Sen. John McCain was first elected to represent Arizona in the U.S. House of Representatives in 1982.  He served two terms in the House before being elected to the Senate in 1985.  He was re-elected to a third Senate term in November 1998 with nearly 70 percent of the vote.

In the Senate Commerce Committee, McCain concentrates on telecommunications and aviation issues, stressing the need to promote competition and government deregulation in the industries that are important to economic growth.

McCain has been an outspoken advocate for the reform of government institutions, and he has fought to change a campaign finance system that he says favors the interests of a special few over the needs of the majority.

He has waged a campaign against pork barrel spending, fighting for 10 years to pass a line item veto.  He has been a persistent proponent of lower taxes, deregulation and free trade. McCain is a booming voice for a strong national defense, and for sound foreign policy and is considered one of the leading defenders of the rights of Native Americans.

McCain has received numerous awards from taxpayer and foreign policy organizations for his distinguished public service and conservative leadership. In 1997, he was named one of the "25 Most Influential People in America" by Time magazine.

McCain retired from the Navy as a Captain in 1981 after 22 years as a naval aviator.  In 1967, he was shot down over Vietnam and held as a prisoner-of-war in Hanoi for five and a half years, much of it in solitary confinement.  McCain's naval honors include the Silver Star, Bronze Star, Legion of Merit, Purple Heart and Distinguished Flying Cross.

McCain tells what he learned about life and honor from his father and grandfather, both four-star admirals in the U.S. Navy, in his best-selling family memoir, Faith of My Fathers. The book, detailing McCain's early life and military career, spent 24 weeks on The New York Times best sellers list.

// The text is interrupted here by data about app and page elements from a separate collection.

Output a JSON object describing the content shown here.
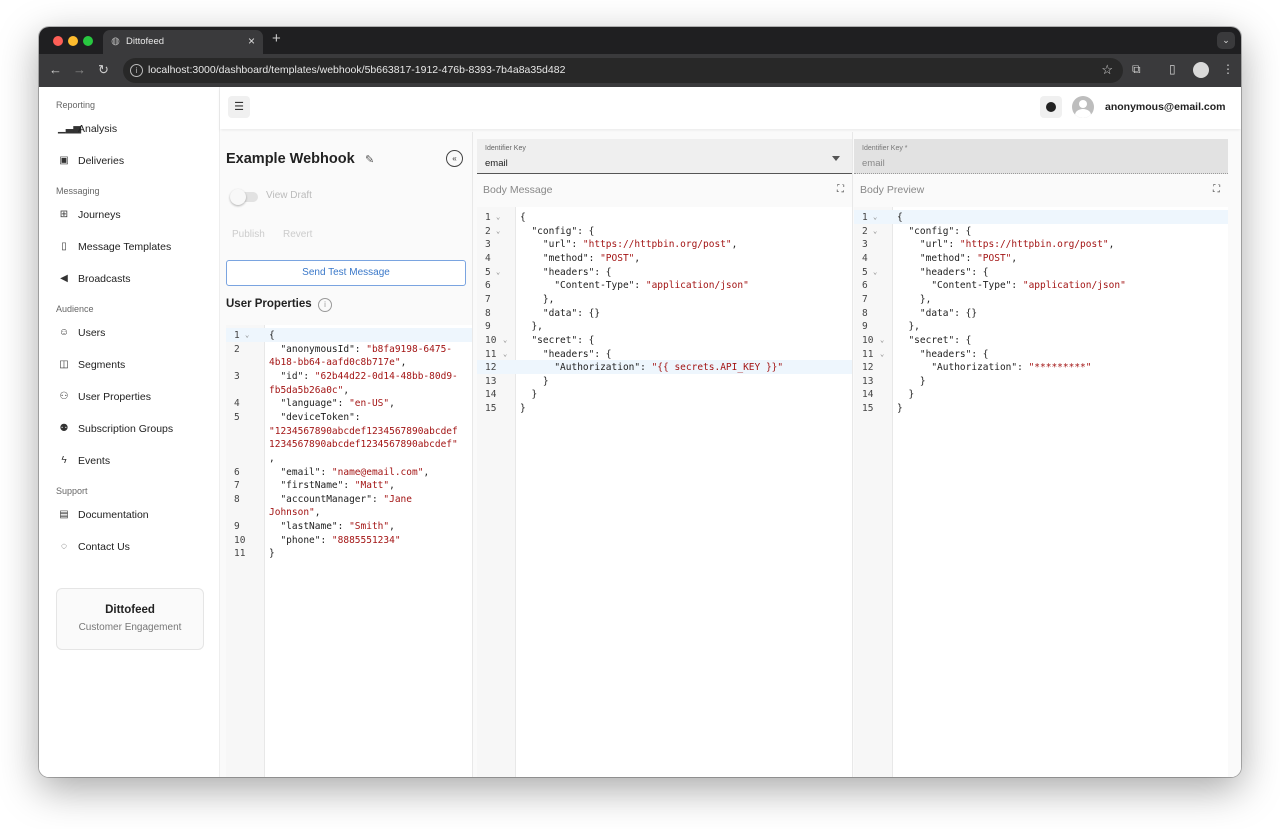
{
  "browser": {
    "tab_title": "Dittofeed",
    "url": "localhost:3000/dashboard/templates/webhook/5b663817-1912-476b-8393-7b4a8a35d482"
  },
  "sidebar": {
    "sections": [
      {
        "title": "Reporting",
        "items": [
          {
            "label": "Analysis",
            "icon": "bar-chart-icon"
          },
          {
            "label": "Deliveries",
            "icon": "inbox-icon"
          }
        ]
      },
      {
        "title": "Messaging",
        "items": [
          {
            "label": "Journeys",
            "icon": "journeys-icon"
          },
          {
            "label": "Message Templates",
            "icon": "file-icon"
          },
          {
            "label": "Broadcasts",
            "icon": "megaphone-icon"
          }
        ]
      },
      {
        "title": "Audience",
        "items": [
          {
            "label": "Users",
            "icon": "user-icon"
          },
          {
            "label": "Segments",
            "icon": "segments-icon"
          },
          {
            "label": "User Properties",
            "icon": "user-properties-icon"
          },
          {
            "label": "Subscription Groups",
            "icon": "group-icon"
          },
          {
            "label": "Events",
            "icon": "bolt-icon"
          }
        ]
      },
      {
        "title": "Support",
        "items": [
          {
            "label": "Documentation",
            "icon": "book-icon"
          },
          {
            "label": "Contact Us",
            "icon": "chat-icon"
          }
        ]
      }
    ],
    "brand": {
      "name": "Dittofeed",
      "tagline": "Customer Engagement"
    }
  },
  "header": {
    "user_email": "anonymous@email.com"
  },
  "template": {
    "title": "Example Webhook",
    "view_draft_label": "View Draft",
    "publish_label": "Publish",
    "revert_label": "Revert",
    "send_test_label": "Send Test Message",
    "user_properties_label": "User Properties"
  },
  "user_properties_code": [
    {
      "n": "1",
      "fold": true,
      "parts": [
        [
          "p",
          "{"
        ]
      ]
    },
    {
      "n": "2",
      "parts": [
        [
          "p",
          "  \"anonymousId\": "
        ],
        [
          "s",
          "\"b8fa9198-6475-"
        ]
      ]
    },
    {
      "n": "",
      "parts": [
        [
          "s",
          "4b18-bb64-aafd0c8b717e\""
        ],
        [
          "p",
          ","
        ]
      ]
    },
    {
      "n": "3",
      "parts": [
        [
          "p",
          "  \"id\": "
        ],
        [
          "s",
          "\"62b44d22-0d14-48bb-80d9-"
        ]
      ]
    },
    {
      "n": "",
      "parts": [
        [
          "s",
          "fb5da5b26a0c\""
        ],
        [
          "p",
          ","
        ]
      ]
    },
    {
      "n": "4",
      "parts": [
        [
          "p",
          "  \"language\": "
        ],
        [
          "s",
          "\"en-US\""
        ],
        [
          "p",
          ","
        ]
      ]
    },
    {
      "n": "5",
      "parts": [
        [
          "p",
          "  \"deviceToken\":"
        ]
      ]
    },
    {
      "n": "",
      "parts": [
        [
          "s",
          "\"1234567890abcdef1234567890abcdef"
        ]
      ]
    },
    {
      "n": "",
      "parts": [
        [
          "s",
          "1234567890abcdef1234567890abcdef\""
        ]
      ]
    },
    {
      "n": "",
      "parts": [
        [
          "p",
          ","
        ]
      ]
    },
    {
      "n": "6",
      "parts": [
        [
          "p",
          "  \"email\": "
        ],
        [
          "s",
          "\"name@email.com\""
        ],
        [
          "p",
          ","
        ]
      ]
    },
    {
      "n": "7",
      "parts": [
        [
          "p",
          "  \"firstName\": "
        ],
        [
          "s",
          "\"Matt\""
        ],
        [
          "p",
          ","
        ]
      ]
    },
    {
      "n": "8",
      "parts": [
        [
          "p",
          "  \"accountManager\": "
        ],
        [
          "s",
          "\"Jane"
        ]
      ]
    },
    {
      "n": "",
      "parts": [
        [
          "s",
          "Johnson\""
        ],
        [
          "p",
          ","
        ]
      ]
    },
    {
      "n": "9",
      "parts": [
        [
          "p",
          "  \"lastName\": "
        ],
        [
          "s",
          "\"Smith\""
        ],
        [
          "p",
          ","
        ]
      ]
    },
    {
      "n": "10",
      "parts": [
        [
          "p",
          "  \"phone\": "
        ],
        [
          "s",
          "\"8885551234\""
        ]
      ]
    },
    {
      "n": "11",
      "parts": [
        [
          "p",
          "}"
        ]
      ]
    }
  ],
  "body_message": {
    "identifier_label": "Identifier Key",
    "identifier_value": "email",
    "label": "Body Message",
    "code": [
      {
        "n": "1",
        "fold": true,
        "parts": [
          [
            "p",
            "{"
          ]
        ]
      },
      {
        "n": "2",
        "fold": true,
        "parts": [
          [
            "p",
            "  \"config\": {"
          ]
        ]
      },
      {
        "n": "3",
        "parts": [
          [
            "p",
            "    \"url\": "
          ],
          [
            "s",
            "\"https://httpbin.org/post\""
          ],
          [
            "p",
            ","
          ]
        ]
      },
      {
        "n": "4",
        "parts": [
          [
            "p",
            "    \"method\": "
          ],
          [
            "s",
            "\"POST\""
          ],
          [
            "p",
            ","
          ]
        ]
      },
      {
        "n": "5",
        "fold": true,
        "parts": [
          [
            "p",
            "    \"headers\": {"
          ]
        ]
      },
      {
        "n": "6",
        "parts": [
          [
            "p",
            "      \"Content-Type\": "
          ],
          [
            "s",
            "\"application/json\""
          ]
        ]
      },
      {
        "n": "7",
        "parts": [
          [
            "p",
            "    },"
          ]
        ]
      },
      {
        "n": "8",
        "parts": [
          [
            "p",
            "    \"data\": {}"
          ]
        ]
      },
      {
        "n": "9",
        "parts": [
          [
            "p",
            "  },"
          ]
        ]
      },
      {
        "n": "10",
        "fold": true,
        "parts": [
          [
            "p",
            "  \"secret\": {"
          ]
        ]
      },
      {
        "n": "11",
        "fold": true,
        "parts": [
          [
            "p",
            "    \"headers\": {"
          ]
        ]
      },
      {
        "n": "12",
        "parts": [
          [
            "p",
            "      \"Authorization\": "
          ],
          [
            "s",
            "\"{{ secrets.API_KEY }}\""
          ]
        ]
      },
      {
        "n": "13",
        "parts": [
          [
            "p",
            "    }"
          ]
        ]
      },
      {
        "n": "14",
        "parts": [
          [
            "p",
            "  }"
          ]
        ]
      },
      {
        "n": "15",
        "parts": [
          [
            "p",
            "}"
          ]
        ]
      }
    ]
  },
  "body_preview": {
    "identifier_label": "Identifier Key *",
    "identifier_value": "email",
    "label": "Body Preview",
    "code": [
      {
        "n": "1",
        "fold": true,
        "parts": [
          [
            "p",
            "{"
          ]
        ]
      },
      {
        "n": "2",
        "fold": true,
        "parts": [
          [
            "p",
            "  \"config\": {"
          ]
        ]
      },
      {
        "n": "3",
        "parts": [
          [
            "p",
            "    \"url\": "
          ],
          [
            "s",
            "\"https://httpbin.org/post\""
          ],
          [
            "p",
            ","
          ]
        ]
      },
      {
        "n": "4",
        "parts": [
          [
            "p",
            "    \"method\": "
          ],
          [
            "s",
            "\"POST\""
          ],
          [
            "p",
            ","
          ]
        ]
      },
      {
        "n": "5",
        "fold": true,
        "parts": [
          [
            "p",
            "    \"headers\": {"
          ]
        ]
      },
      {
        "n": "6",
        "parts": [
          [
            "p",
            "      \"Content-Type\": "
          ],
          [
            "s",
            "\"application/json\""
          ]
        ]
      },
      {
        "n": "7",
        "parts": [
          [
            "p",
            "    },"
          ]
        ]
      },
      {
        "n": "8",
        "parts": [
          [
            "p",
            "    \"data\": {}"
          ]
        ]
      },
      {
        "n": "9",
        "parts": [
          [
            "p",
            "  },"
          ]
        ]
      },
      {
        "n": "10",
        "fold": true,
        "parts": [
          [
            "p",
            "  \"secret\": {"
          ]
        ]
      },
      {
        "n": "11",
        "fold": true,
        "parts": [
          [
            "p",
            "    \"headers\": {"
          ]
        ]
      },
      {
        "n": "12",
        "parts": [
          [
            "p",
            "      \"Authorization\": "
          ],
          [
            "s",
            "\"*********\""
          ]
        ]
      },
      {
        "n": "13",
        "parts": [
          [
            "p",
            "    }"
          ]
        ]
      },
      {
        "n": "14",
        "parts": [
          [
            "p",
            "  }"
          ]
        ]
      },
      {
        "n": "15",
        "parts": [
          [
            "p",
            "}"
          ]
        ]
      }
    ]
  },
  "colors": {
    "string": "#a31515",
    "accent": "#3a78c9",
    "chrome": "#1f1f21"
  }
}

McCain was born in the Panama Canal Zone in 1936. He graduated from the United States Naval Academy in 1958.  He and his wife Cinfy have seven children and four grandchildren.